┌────────
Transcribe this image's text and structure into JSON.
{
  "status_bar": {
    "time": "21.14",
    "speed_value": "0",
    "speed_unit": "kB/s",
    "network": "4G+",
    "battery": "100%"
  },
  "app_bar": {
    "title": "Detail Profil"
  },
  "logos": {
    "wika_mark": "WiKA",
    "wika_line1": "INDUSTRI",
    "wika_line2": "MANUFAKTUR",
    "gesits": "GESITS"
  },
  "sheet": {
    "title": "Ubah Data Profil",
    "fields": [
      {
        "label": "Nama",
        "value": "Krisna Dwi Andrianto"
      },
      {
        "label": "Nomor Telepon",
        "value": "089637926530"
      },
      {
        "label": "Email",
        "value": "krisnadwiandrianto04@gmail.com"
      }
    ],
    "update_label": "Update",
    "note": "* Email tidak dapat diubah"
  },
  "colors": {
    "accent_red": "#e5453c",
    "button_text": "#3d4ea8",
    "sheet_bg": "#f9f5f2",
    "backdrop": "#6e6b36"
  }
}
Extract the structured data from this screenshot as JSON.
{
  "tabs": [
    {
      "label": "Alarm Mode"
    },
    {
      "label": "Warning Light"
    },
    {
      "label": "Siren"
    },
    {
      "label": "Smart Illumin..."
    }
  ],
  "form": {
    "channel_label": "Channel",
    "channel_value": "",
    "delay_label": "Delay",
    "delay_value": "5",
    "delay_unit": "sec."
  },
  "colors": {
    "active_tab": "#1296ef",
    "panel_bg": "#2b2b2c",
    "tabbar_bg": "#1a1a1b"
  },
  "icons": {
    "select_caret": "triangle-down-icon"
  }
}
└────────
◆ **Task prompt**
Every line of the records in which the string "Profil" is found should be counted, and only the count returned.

◆ **Task answer**
2